- Leisure Sites – list of venues that map to MatchTheCity venues
- Leisure Activities – list of activity names and reference IDs that map to MatchTheCity activities
- Leisure Classes – list of actual classes taking place at the sites that map to MatchTheCity opportunities
The initial list of venues had included geolocation co-ordinates. However the second list did not and also the venue names varied. As the classes referenced the second venues list I decided to remove the first list from the MatchTheCity server.
In order to get the geolocation co-ordinates I called out to the Open Street Map Nominatim service to geocode them from the addresses. This was not 100% successful as two of the venues failed to resolve.
After the classes had been imported there were about 18,500 new events in the MatchTheCity server. Compared to the ~650 in the Aberdeen dataset this was a massive amount of events, although a larger number was to be expected given the size of Edinburgh compared to Aberdeen.
However, when I started to browse the new events I started to discover clues as to why there were so many new entries. Amongst the familiar class names such as archery, body pump, etc., some novel exercise class names were appearing. Floor Walking was an activity on offer at several venues. Now this was either classes for people wishing to follow in the footsteps of Captain Peacock or some internal activity going on. Classes such as Cleaning, Administration, Break and Not Booked confirmed that the data was just a straight dump of the entire calendar rather than public classes.
In order to make the data relevant to the consumers, at some point I’m going to filter out these events and reimport. In the long term the hope is that the data will be cleaned prior to it being published on the Edinburgh open data server.
Although maybe filtering this out is a premature reaction based on my needs rather than those of others. For instance, maybe someone can make use of the Not Booked events in order to allow individuals to make use of these empty spaces for other purposes?
I encountered a similar issue of being given data that was originally intended for something else when working with a database of community groups from Aberdeen City Council in that the information contained irrelevant data that needed to be cleaned.
Forced into action
The web front end to MatchTheCity was just for convenience rather than a finished product. It worked well for the amount of Aberdeen data but the increase from 650 to 19,200 events made it less than user friendly. Even more so when I pushed the updates to Heroku; everything ground to a halt due to going over the memory limits. This forced me to address some things that have been on the to-do list for a while and finally add pagination to the web front end. This fixed the memory issue and, unexpectedly for a tech project, everything was now working just in time for the end of event presentations.
Food for thought
Not only was EdinburghApps a good chance to make some technical progress with MatchTheCity, it was also a great opportunity to discuss the theoretical value of it all.
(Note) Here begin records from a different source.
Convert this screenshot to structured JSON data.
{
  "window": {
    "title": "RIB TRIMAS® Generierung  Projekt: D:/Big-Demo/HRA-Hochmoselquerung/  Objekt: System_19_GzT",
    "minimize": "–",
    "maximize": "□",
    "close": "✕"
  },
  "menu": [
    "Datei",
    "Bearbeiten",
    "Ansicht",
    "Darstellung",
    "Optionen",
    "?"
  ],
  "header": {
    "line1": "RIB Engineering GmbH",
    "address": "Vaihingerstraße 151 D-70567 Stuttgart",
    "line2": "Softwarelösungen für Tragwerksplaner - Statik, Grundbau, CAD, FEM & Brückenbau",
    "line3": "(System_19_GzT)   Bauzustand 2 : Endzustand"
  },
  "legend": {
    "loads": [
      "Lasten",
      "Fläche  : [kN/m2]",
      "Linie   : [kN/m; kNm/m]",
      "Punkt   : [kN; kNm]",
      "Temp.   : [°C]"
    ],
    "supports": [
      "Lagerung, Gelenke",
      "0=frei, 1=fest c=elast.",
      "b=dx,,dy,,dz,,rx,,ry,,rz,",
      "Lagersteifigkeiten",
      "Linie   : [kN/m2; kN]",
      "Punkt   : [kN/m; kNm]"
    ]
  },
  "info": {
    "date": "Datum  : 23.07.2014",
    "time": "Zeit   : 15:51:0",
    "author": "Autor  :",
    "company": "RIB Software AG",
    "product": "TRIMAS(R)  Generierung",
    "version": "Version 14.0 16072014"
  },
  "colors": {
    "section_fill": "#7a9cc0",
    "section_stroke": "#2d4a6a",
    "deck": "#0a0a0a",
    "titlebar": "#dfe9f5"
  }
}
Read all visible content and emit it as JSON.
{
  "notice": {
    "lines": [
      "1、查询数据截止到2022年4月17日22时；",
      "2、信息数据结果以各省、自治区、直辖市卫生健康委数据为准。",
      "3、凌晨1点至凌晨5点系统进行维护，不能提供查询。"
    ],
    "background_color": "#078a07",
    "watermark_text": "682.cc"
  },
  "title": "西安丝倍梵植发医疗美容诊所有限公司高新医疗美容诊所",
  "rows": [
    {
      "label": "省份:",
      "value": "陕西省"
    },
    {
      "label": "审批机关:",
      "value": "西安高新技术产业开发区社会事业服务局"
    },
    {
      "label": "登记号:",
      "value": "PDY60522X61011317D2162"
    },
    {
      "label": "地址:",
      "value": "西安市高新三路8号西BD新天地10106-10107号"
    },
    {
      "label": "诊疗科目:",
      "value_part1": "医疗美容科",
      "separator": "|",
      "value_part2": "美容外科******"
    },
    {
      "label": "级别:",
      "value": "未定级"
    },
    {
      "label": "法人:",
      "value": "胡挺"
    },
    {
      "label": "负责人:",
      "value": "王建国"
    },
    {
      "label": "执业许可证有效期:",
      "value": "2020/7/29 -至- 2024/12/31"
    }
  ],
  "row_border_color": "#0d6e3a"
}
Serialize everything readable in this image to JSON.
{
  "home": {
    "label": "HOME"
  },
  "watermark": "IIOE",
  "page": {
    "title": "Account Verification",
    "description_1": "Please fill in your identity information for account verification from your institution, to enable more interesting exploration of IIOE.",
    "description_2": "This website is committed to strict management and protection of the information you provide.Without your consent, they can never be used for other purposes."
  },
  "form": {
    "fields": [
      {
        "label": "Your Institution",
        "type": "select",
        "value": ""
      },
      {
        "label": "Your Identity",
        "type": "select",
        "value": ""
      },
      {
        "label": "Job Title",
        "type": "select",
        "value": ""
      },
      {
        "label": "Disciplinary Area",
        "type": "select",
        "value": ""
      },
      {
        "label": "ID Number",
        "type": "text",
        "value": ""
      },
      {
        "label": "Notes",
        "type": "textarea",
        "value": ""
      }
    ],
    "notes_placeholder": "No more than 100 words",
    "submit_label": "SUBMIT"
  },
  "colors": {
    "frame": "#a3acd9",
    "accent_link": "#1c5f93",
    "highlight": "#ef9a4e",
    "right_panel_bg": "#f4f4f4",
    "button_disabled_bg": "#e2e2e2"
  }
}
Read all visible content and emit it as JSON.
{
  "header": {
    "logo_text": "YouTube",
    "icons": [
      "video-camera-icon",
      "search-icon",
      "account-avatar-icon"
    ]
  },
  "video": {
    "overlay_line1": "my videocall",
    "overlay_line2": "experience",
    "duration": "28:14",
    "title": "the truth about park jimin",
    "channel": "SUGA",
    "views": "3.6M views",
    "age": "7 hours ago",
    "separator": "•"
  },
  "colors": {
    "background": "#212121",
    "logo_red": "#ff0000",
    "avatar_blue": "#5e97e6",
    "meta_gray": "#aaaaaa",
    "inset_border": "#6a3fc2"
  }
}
It gave me a chance to share thoughts and experiences on the sports activities based project with people working on similar projects that can make use of the MatchTheCity data feeds.
Some of the reasons for having a single server for all cities instead of a server per city were identified as follows:
- lets people living in one region easily use facilities in neighbouring regions
- lets people on holiday plan before they go on a familiar UI
- plan when going on away sports matches – I.e. Challenging tennis matches around the county
And so MatchTheCity continues to evolve, but as they say, that’s another story for next time.